-- What you have to do --
Repeat everything in the listing exactly, except for the images.

*** Begin section ***

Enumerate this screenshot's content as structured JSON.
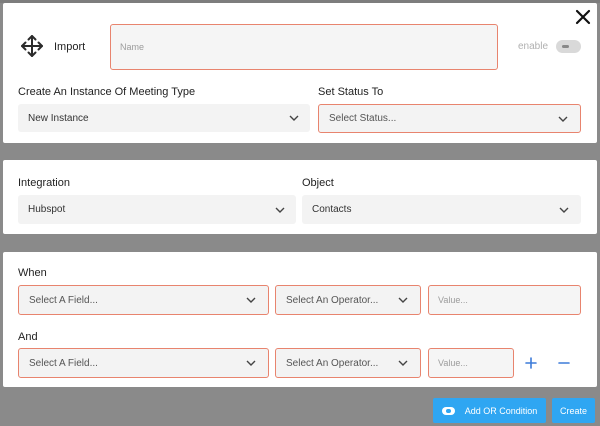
{
  "dialog": {
    "import_label": "Import",
    "name_placeholder": "Name",
    "name_value": "",
    "enable_label": "enable"
  },
  "meeting": {
    "instance_label": "Create An Instance Of Meeting Type",
    "instance_value": "New Instance",
    "status_label": "Set Status To",
    "status_placeholder": "Select Status..."
  },
  "integration": {
    "integration_label": "Integration",
    "integration_value": "Hubspot",
    "object_label": "Object",
    "object_value": "Contacts"
  },
  "conditions": {
    "when_label": "When",
    "and_label": "And",
    "field_placeholder": "Select A Field...",
    "operator_placeholder": "Select An Operator...",
    "value_placeholder": "Value..."
  },
  "footer": {
    "add_or_label": "Add OR Condition",
    "create_label": "Create"
  },
  "colors": {
    "accent": "#2fa6f2",
    "error_border": "#e8846e",
    "plus_minus": "#3d7bd9"
  },
  "icons": {
    "close": "close-icon",
    "import": "move-arrows-icon",
    "chevron": "chevron-down-icon",
    "plus": "plus-icon",
    "minus": "minus-icon"
  }
}
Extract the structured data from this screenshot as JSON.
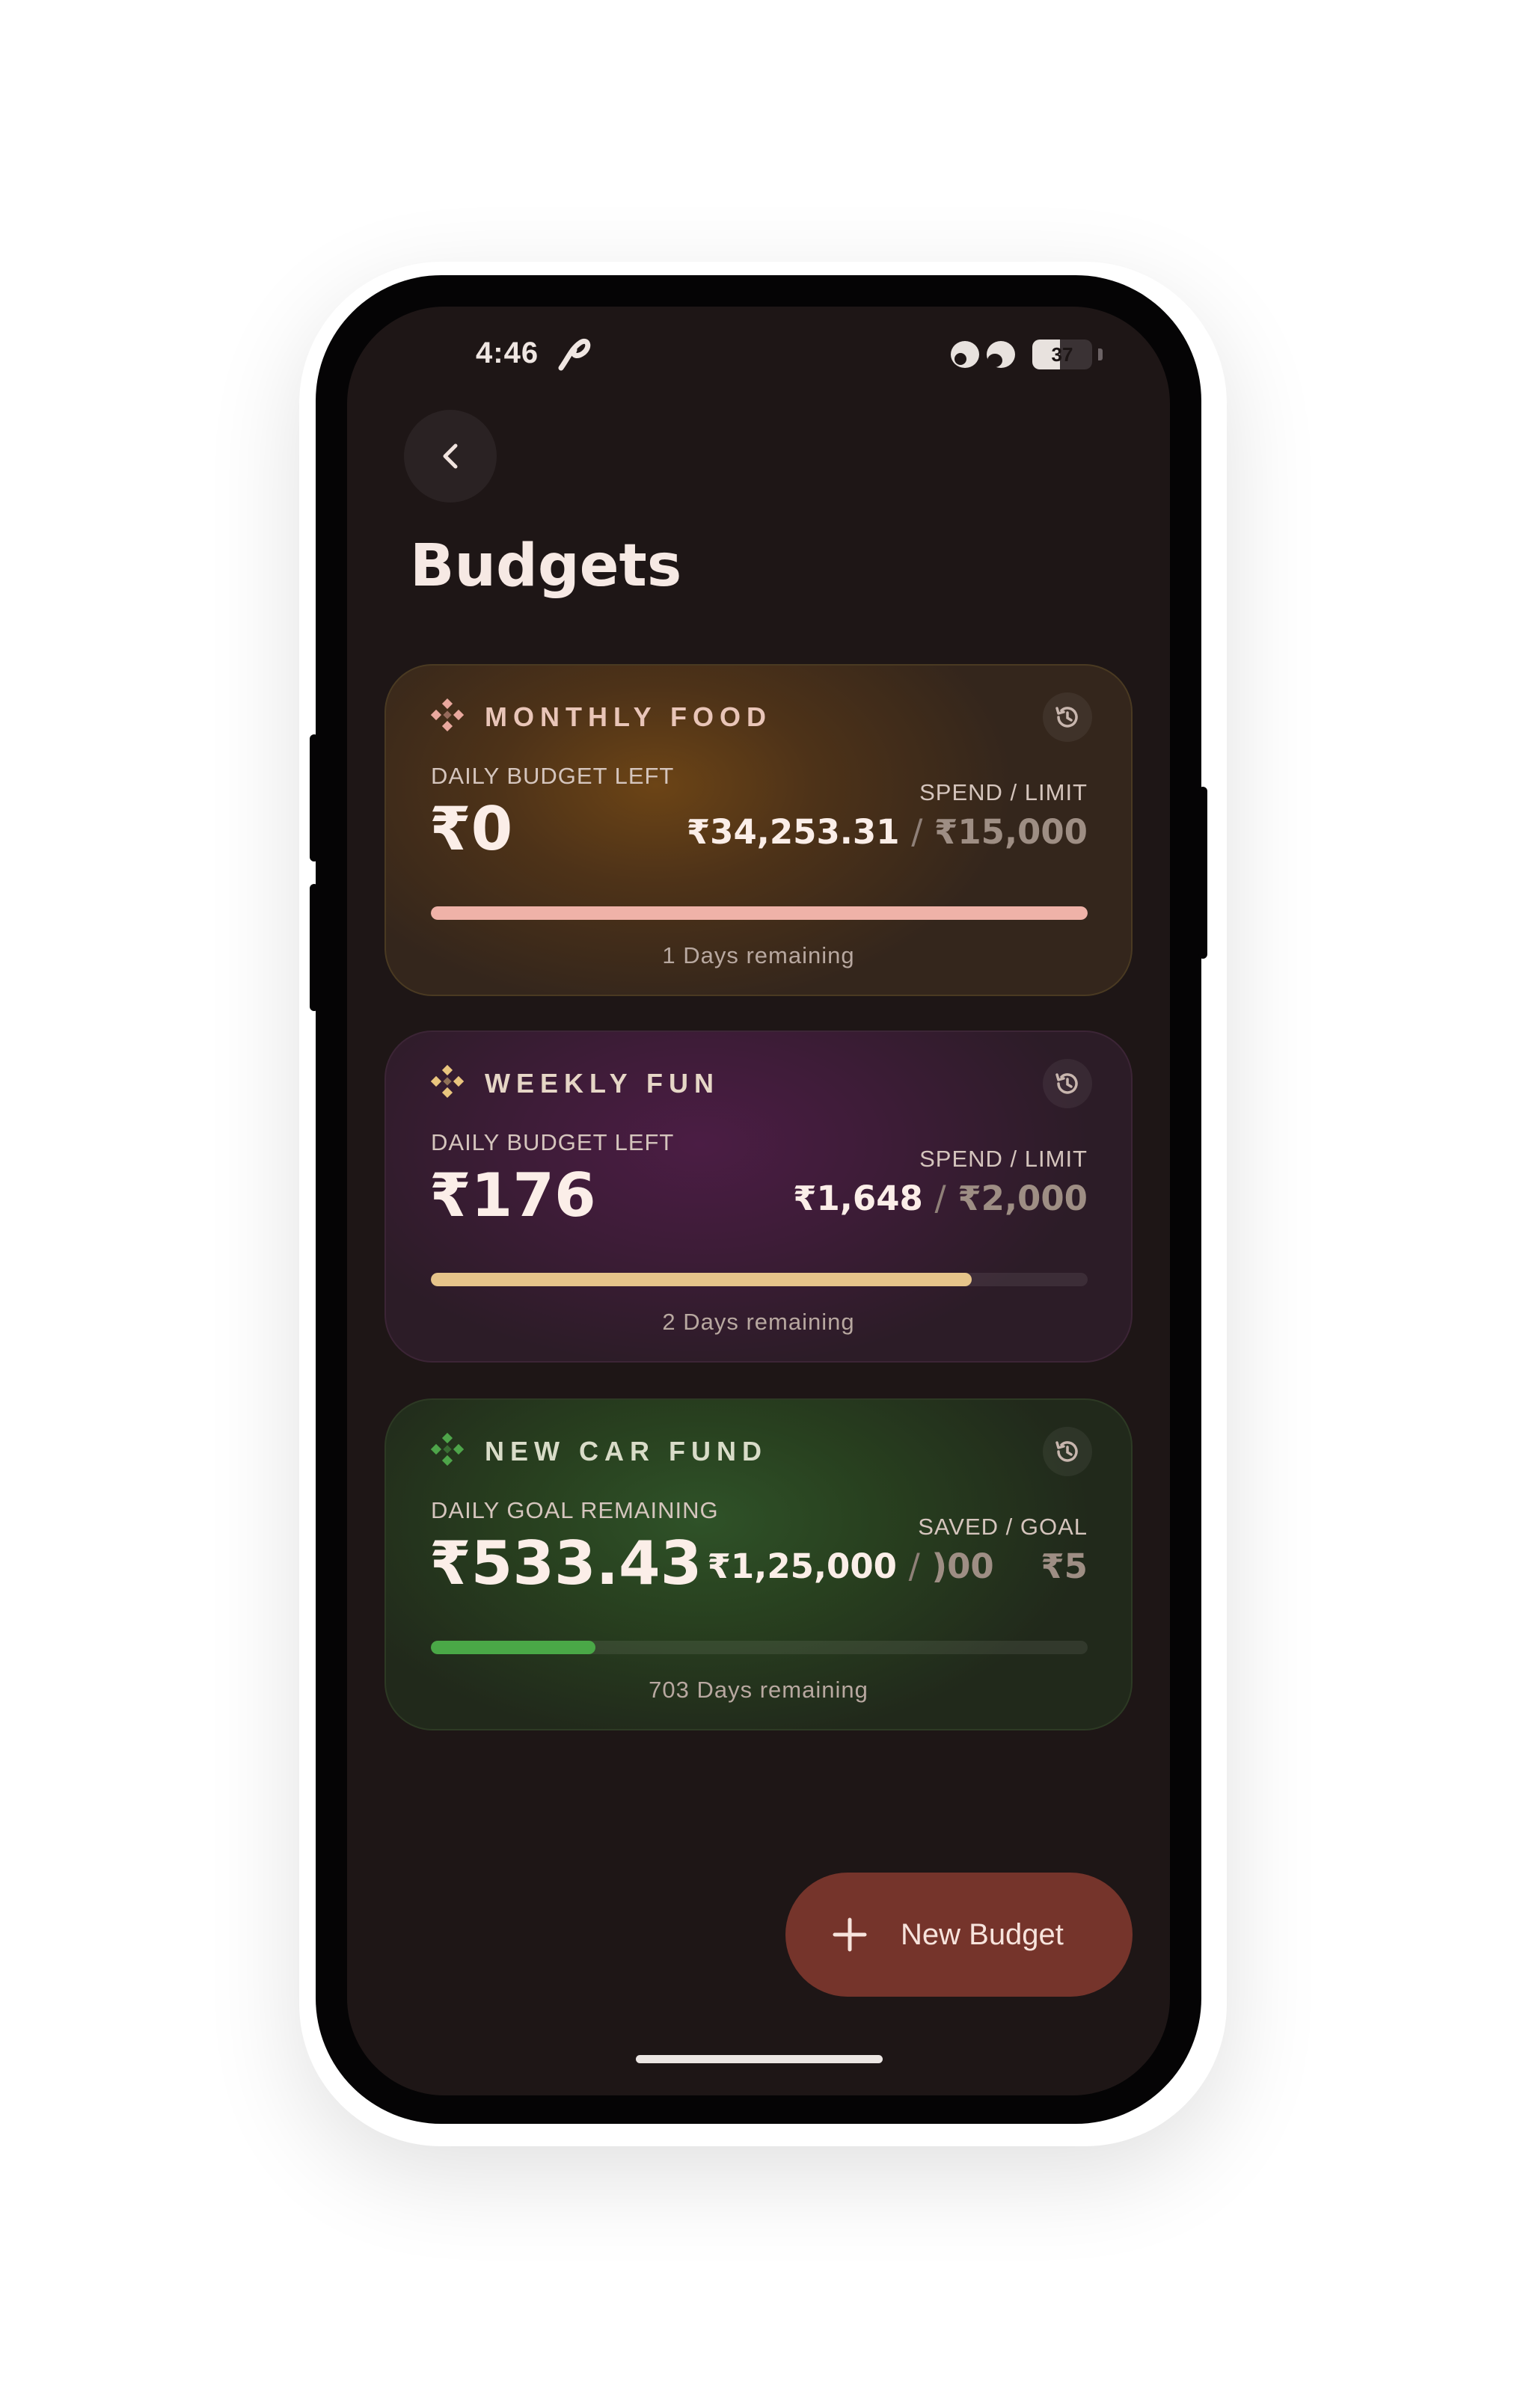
{
  "status_bar": {
    "time": "4:46",
    "battery": "37"
  },
  "page": {
    "title": "Budgets",
    "back_icon": "chevron-left-icon"
  },
  "budgets": [
    {
      "title": "MONTHLY FOOD",
      "accent": "#e9a89e",
      "left_label": "DAILY BUDGET LEFT",
      "left_value": "₹0",
      "right_label": "SPEND / LIMIT",
      "spent": "₹34,253.31",
      "separator": "/",
      "limit": "₹15,000",
      "progress": 1.0,
      "progress_color": "#efb2a8",
      "days_remaining": "1 Days remaining"
    },
    {
      "title": "WEEKLY FUN",
      "accent": "#e9c57e",
      "left_label": "DAILY BUDGET LEFT",
      "left_value": "₹176",
      "right_label": "SPEND / LIMIT",
      "spent": "₹1,648",
      "separator": "/",
      "limit": "₹2,000",
      "progress": 0.824,
      "progress_color": "#e6c48a",
      "days_remaining": "2 Days remaining"
    },
    {
      "title": "NEW CAR FUND",
      "accent": "#4ea54a",
      "left_label": "DAILY GOAL REMAINING",
      "left_value": "₹533.43",
      "right_label": "SAVED / GOAL",
      "spent": "₹1,25,000",
      "separator": "/",
      "limit": ")00    ₹5",
      "progress": 0.25,
      "progress_color": "#4aa847",
      "days_remaining": "703 Days remaining"
    }
  ],
  "fab": {
    "label": "New Budget",
    "icon": "plus-icon",
    "color": "#75342b"
  }
}
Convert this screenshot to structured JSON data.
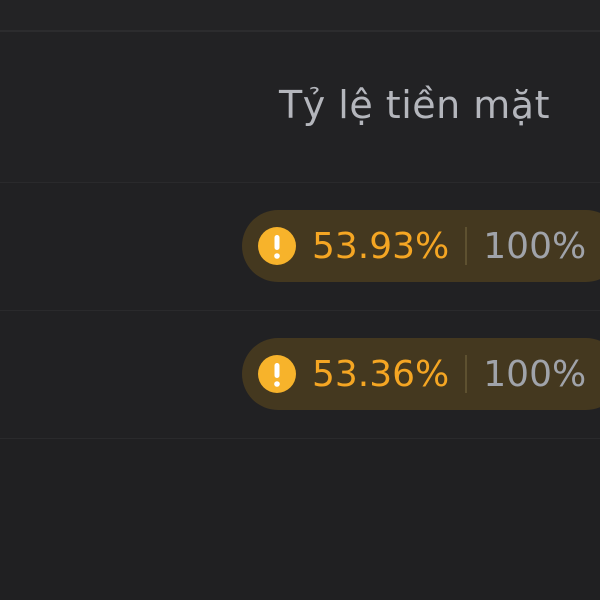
{
  "table": {
    "header": {
      "cash_ratio_label": "Tỷ lệ tiền mặt"
    },
    "rows": [
      {
        "status_icon": "exclamation-warning-icon",
        "cash_ratio": "53.93%",
        "target_ratio": "100%"
      },
      {
        "status_icon": "exclamation-warning-icon",
        "cash_ratio": "53.36%",
        "target_ratio": "100%"
      }
    ]
  },
  "colors": {
    "warning_accent": "#f5a623",
    "pill_background": "#44381f",
    "page_background": "#202022",
    "header_text": "#b4b6bc",
    "target_text": "#a0a3aa"
  }
}
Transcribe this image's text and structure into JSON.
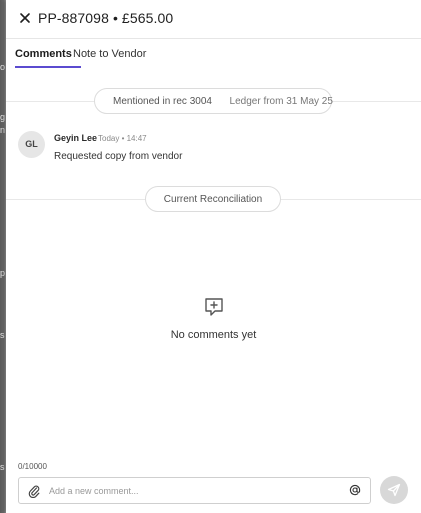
{
  "header": {
    "title": "PP-887098 • £565.00",
    "close_icon": "close-icon"
  },
  "tabs": [
    {
      "label": "Comments",
      "active": true
    },
    {
      "label": "Note to Vendor",
      "active": false
    }
  ],
  "section_rec": {
    "mentioned": "Mentioned in rec 3004",
    "ledger": "Ledger from 31 May 25"
  },
  "comment": {
    "initials": "GL",
    "author": "Geyin Lee",
    "meta": "Today • 14:47",
    "text": "Requested copy from vendor"
  },
  "section_current": {
    "label": "Current Reconciliation"
  },
  "empty_state": {
    "icon": "add-comment-icon",
    "text": "No comments yet"
  },
  "composer": {
    "counter": "0/10000",
    "placeholder": "Add a new comment...",
    "value": "",
    "attach_icon": "paperclip-icon",
    "mention_icon": "at-sign-icon",
    "send_icon": "send-icon"
  },
  "colors": {
    "accent": "#5b4bd0",
    "send_button_bg": "#d8d8d8"
  }
}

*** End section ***

-- Response below --
Enumerate this screenshot's content as structured JSON.
{
  "dialog": {
    "import_label": "Import",
    "name_placeholder": "Name",
    "name_value": "",
    "enable_label": "enable"
  },
  "meeting": {
    "instance_label": "Create An Instance Of Meeting Type",
    "instance_value": "New Instance",
    "status_label": "Set Status To",
    "status_placeholder": "Select Status..."
  },
  "integration": {
    "integration_label": "Integration",
    "integration_value": "Hubspot",
    "object_label": "Object",
    "object_value": "Contacts"
  },
  "conditions": {
    "when_label": "When",
    "and_label": "And",
    "field_placeholder": "Select A Field...",
    "operator_placeholder": "Select An Operator...",
    "value_placeholder": "Value..."
  },
  "footer": {
    "add_or_label": "Add OR Condition",
    "create_label": "Create"
  },
  "colors": {
    "accent": "#2fa6f2",
    "error_border": "#e8846e",
    "plus_minus": "#3d7bd9"
  },
  "icons": {
    "close": "close-icon",
    "import": "move-arrows-icon",
    "chevron": "chevron-down-icon",
    "plus": "plus-icon",
    "minus": "minus-icon"
  }
}
Extract the structured data from this screenshot as JSON.
{
  "status_bar": {
    "time": "4:46",
    "battery": "37"
  },
  "page": {
    "title": "Budgets",
    "back_icon": "chevron-left-icon"
  },
  "budgets": [
    {
      "title": "MONTHLY FOOD",
      "accent": "#e9a89e",
      "left_label": "DAILY BUDGET LEFT",
      "left_value": "₹0",
      "right_label": "SPEND / LIMIT",
      "spent": "₹34,253.31",
      "separator": "/",
      "limit": "₹15,000",
      "progress": 1.0,
      "progress_color": "#efb2a8",
      "days_remaining": "1 Days remaining"
    },
    {
      "title": "WEEKLY FUN",
      "accent": "#e9c57e",
      "left_label": "DAILY BUDGET LEFT",
      "left_value": "₹176",
      "right_label": "SPEND / LIMIT",
      "spent": "₹1,648",
      "separator": "/",
      "limit": "₹2,000",
      "progress": 0.824,
      "progress_color": "#e6c48a",
      "days_remaining": "2 Days remaining"
    },
    {
      "title": "NEW CAR FUND",
      "accent": "#4ea54a",
      "left_label": "DAILY GOAL REMAINING",
      "left_value": "₹533.43",
      "right_label": "SAVED / GOAL",
      "spent": "₹1,25,000",
      "separator": "/",
      "limit": ")00    ₹5",
      "progress": 0.25,
      "progress_color": "#4aa847",
      "days_remaining": "703 Days remaining"
    }
  ],
  "fab": {
    "label": "New Budget",
    "icon": "plus-icon",
    "color": "#75342b"
  }
}
Convert this screenshot to structured JSON data.
{
  "table": {
    "header": {
      "cash_ratio_label": "Tỷ lệ tiền mặt"
    },
    "rows": [
      {
        "status_icon": "exclamation-warning-icon",
        "cash_ratio": "53.93%",
        "target_ratio": "100%"
      },
      {
        "status_icon": "exclamation-warning-icon",
        "cash_ratio": "53.36%",
        "target_ratio": "100%"
      }
    ]
  },
  "colors": {
    "warning_accent": "#f5a623",
    "pill_background": "#44381f",
    "page_background": "#202022",
    "header_text": "#b4b6bc",
    "target_text": "#a0a3aa"
  }
}
Transcribe this image's text and structure into JSON.
{
  "header": {
    "title": "PP-887098 • £565.00",
    "close_icon": "close-icon"
  },
  "tabs": [
    {
      "label": "Comments",
      "active": true
    },
    {
      "label": "Note to Vendor",
      "active": false
    }
  ],
  "section_rec": {
    "mentioned": "Mentioned in rec 3004",
    "ledger": "Ledger from 31 May 25"
  },
  "comment": {
    "initials": "GL",
    "author": "Geyin Lee",
    "meta": "Today • 14:47",
    "text": "Requested copy from vendor"
  },
  "section_current": {
    "label": "Current Reconciliation"
  },
  "empty_state": {
    "icon": "add-comment-icon",
    "text": "No comments yet"
  },
  "composer": {
    "counter": "0/10000",
    "placeholder": "Add a new comment...",
    "value": "",
    "attach_icon": "paperclip-icon",
    "mention_icon": "at-sign-icon",
    "send_icon": "send-icon"
  },
  "colors": {
    "accent": "#5b4bd0",
    "send_button_bg": "#d8d8d8"
  }
}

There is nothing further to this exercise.